Sea Girt Lighthouse
The Sea Girt Lighthouse, nestled within an L-shaped Victorian building,first shone in 1896. Like most lighthouses of the day, its fourth-order Fresnel lens revolved on ball bearings driven by complex clockworks. With just one winding, the light turned for 7-1/2 hours, turning red for two seconds out of six. Originally built to bridge the 40-mile gap between Barnegat Light and the Twin Lights of Navesink, this square red brick tower attached to a keeper's dwelling was decommissioned in 1945. The interior of the lighthouse has been meticulously restored by a local citizens' committee and furnished in keeping with its historical period.
With a pair of comfortable shoes and just a little bit of nerve, a trip up the 217-step winding staircase of "Old Barney" is well worth the 10-15-minute climb. The view from the top is spectacular, with breathtaking Island Beach State Park to the north, the 18 miles of Long Beach Island to the south and a bird's-eye view of Barnegat Inlet from every angle! This handsome 165-foot red and white tower, which was used as a lookout tower during WW I, was restored to its original splendor in 1988 and remains a symbol of the state's proud maritime heritage. The original 40-foot lighthouse was built in 1835 to mark a hazardous shoal as well as the fortieth parallel, a point crucial to transatlantic navigation. Its beehive-shaped Fresnel lens can be viewed at the nearby Barnegat Lighthouse Museum. Six feet in diameter, the 12-foot-high lens is formed from 1,024 separate prisms mounted in bronze fittings.
Twin Lights of Navesink
With its unique twin tower design, the lighthouse towers 250 feet above Sandy Hook Bay, on one of the highest points along the coast.
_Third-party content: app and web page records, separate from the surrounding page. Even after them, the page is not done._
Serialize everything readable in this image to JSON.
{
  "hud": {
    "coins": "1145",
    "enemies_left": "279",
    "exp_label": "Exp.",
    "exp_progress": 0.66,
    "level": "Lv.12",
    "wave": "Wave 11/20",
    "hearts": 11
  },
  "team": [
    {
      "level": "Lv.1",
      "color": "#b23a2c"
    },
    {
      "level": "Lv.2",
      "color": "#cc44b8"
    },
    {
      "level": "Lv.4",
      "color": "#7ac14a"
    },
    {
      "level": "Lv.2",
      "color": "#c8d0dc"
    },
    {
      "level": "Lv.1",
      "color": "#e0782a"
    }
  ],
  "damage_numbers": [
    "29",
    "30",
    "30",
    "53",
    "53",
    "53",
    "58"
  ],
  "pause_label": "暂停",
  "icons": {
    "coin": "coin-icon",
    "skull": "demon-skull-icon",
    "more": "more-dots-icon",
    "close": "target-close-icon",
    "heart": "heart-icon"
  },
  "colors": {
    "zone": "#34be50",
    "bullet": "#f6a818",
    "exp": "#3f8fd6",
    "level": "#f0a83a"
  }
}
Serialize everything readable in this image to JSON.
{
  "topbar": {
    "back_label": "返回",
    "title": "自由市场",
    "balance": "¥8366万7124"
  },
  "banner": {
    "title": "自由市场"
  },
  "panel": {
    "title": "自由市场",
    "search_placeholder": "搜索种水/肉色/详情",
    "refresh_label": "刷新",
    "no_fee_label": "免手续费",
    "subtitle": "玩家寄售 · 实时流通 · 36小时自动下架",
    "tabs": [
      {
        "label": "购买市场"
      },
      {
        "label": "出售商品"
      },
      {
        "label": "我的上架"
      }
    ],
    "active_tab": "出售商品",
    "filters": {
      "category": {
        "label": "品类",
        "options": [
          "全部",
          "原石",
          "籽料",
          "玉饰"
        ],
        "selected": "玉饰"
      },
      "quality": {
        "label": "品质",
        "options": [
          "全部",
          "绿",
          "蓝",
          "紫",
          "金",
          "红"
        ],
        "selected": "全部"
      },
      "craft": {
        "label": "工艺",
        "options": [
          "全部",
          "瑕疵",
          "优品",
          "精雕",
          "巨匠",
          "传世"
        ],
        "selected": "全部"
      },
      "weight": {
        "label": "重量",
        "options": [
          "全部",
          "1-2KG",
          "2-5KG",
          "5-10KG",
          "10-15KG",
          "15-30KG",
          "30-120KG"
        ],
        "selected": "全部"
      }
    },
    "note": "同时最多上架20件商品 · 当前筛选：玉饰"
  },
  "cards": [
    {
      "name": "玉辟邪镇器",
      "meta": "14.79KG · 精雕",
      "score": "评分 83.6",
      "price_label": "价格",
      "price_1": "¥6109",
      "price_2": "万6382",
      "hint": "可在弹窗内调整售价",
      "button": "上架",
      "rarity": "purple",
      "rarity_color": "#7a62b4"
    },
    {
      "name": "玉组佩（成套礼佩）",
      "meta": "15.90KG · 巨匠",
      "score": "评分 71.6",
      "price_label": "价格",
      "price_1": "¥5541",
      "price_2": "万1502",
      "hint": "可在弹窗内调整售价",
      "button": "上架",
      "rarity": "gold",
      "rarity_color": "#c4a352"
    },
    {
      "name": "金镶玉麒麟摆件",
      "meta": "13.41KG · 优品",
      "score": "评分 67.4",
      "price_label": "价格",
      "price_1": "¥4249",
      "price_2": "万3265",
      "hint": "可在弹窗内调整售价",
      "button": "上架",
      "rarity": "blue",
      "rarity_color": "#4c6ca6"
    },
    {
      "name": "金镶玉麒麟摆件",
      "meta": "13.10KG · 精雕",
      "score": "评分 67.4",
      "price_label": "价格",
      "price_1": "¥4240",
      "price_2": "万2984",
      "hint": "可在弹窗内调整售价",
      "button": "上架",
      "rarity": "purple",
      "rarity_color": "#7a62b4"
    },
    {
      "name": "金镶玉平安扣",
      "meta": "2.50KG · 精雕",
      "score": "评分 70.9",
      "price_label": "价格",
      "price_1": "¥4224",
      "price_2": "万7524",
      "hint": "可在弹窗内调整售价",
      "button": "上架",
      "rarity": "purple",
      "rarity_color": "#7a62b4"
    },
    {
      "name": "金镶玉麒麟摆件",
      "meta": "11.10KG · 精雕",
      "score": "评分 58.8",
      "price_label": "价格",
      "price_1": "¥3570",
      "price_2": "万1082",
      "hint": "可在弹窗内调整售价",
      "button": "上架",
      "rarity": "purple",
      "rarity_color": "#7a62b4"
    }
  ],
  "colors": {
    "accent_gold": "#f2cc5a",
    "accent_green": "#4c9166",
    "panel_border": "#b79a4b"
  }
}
Twin Lights is where the United States' first Fresnel lens was located. Guglielmo Marconi demonstrated the first practical use of the wireless telegraph from Navesink in 1899; the first lamps to be fueled by kerosene were used here in 1883. In 1898, it was one of the first electrically lit seacoast lighthouses in the country. The present day brownstone double lighthouses were built in 1862 on the site of the original 1828 Navesink Lighthouses. Decommissioned in 1949, the handsome building today houses a museum of lighthouse and lifesaving station artifacts, offering films and slide shows. Spectacular views are available from atop the medieval-style towers.
Finns Point Rear Range Light
Originally constructed in Buffalo, New York and then moved here by train and mule-wagon, this unusual wrought-iron, open-frame, lighthouse was built at a cost of $1,200 in 1876. Standing 115 feet tall, it featured a 24-inch range lens with double wick burner and kerosene vapor lamp emitting 150,000 candlepower. Close by is Fort Mott State Park, a 104-acre waterfront park with buildings and gun emplacements from the Spanish-American War.
Tucker's Island Light
Tucker's Island Light is a re-creation of an Atlantic Ocean lighthouse that fell into the sea in 1927 after years of pounding surf and beach erosion. Originally erected in 1848, the re-created lighthouse now stands in the Tuckerton Seaport Village, serving as a maritime interpretive center. It houses exhibits telling the history of the U.S. Lifesaving Service, Barnegat Bay pirates and the bay itself. Tuckerton Seaport is a newly re-created working maritime village, celebrating the legacy of the Jersey Shore and is located on a 40-acre site adjacent to Tuckerton Creek.